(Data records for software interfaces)

"""

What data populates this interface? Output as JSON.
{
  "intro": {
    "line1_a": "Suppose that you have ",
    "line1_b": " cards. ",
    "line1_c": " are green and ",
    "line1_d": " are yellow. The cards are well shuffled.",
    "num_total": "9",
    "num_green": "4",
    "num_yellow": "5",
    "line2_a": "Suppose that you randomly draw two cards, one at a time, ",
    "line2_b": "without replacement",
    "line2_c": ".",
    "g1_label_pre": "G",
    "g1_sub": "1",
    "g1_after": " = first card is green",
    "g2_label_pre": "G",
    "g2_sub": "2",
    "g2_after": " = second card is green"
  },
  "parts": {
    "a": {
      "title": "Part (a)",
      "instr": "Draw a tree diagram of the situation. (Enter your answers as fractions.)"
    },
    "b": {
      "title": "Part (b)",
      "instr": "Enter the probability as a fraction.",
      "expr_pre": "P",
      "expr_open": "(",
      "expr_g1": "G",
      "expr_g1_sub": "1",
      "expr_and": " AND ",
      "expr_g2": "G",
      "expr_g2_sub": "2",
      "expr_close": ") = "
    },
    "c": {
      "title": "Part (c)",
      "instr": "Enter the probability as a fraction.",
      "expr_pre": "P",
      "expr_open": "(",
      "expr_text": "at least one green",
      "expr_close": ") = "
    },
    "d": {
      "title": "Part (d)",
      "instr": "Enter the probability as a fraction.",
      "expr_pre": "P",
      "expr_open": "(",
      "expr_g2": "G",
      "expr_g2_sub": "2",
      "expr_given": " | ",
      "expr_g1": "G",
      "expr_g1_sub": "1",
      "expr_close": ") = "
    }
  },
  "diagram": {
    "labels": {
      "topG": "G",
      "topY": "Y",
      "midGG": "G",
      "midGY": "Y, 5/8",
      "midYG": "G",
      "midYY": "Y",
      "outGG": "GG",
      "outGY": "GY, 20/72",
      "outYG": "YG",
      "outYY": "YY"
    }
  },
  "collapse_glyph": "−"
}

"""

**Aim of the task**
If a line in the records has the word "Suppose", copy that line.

**Completed exercise**
    "line1_a": "Suppose that you have ",
    "line2_a": "Suppose that you randomly draw two cards, one at a time, ",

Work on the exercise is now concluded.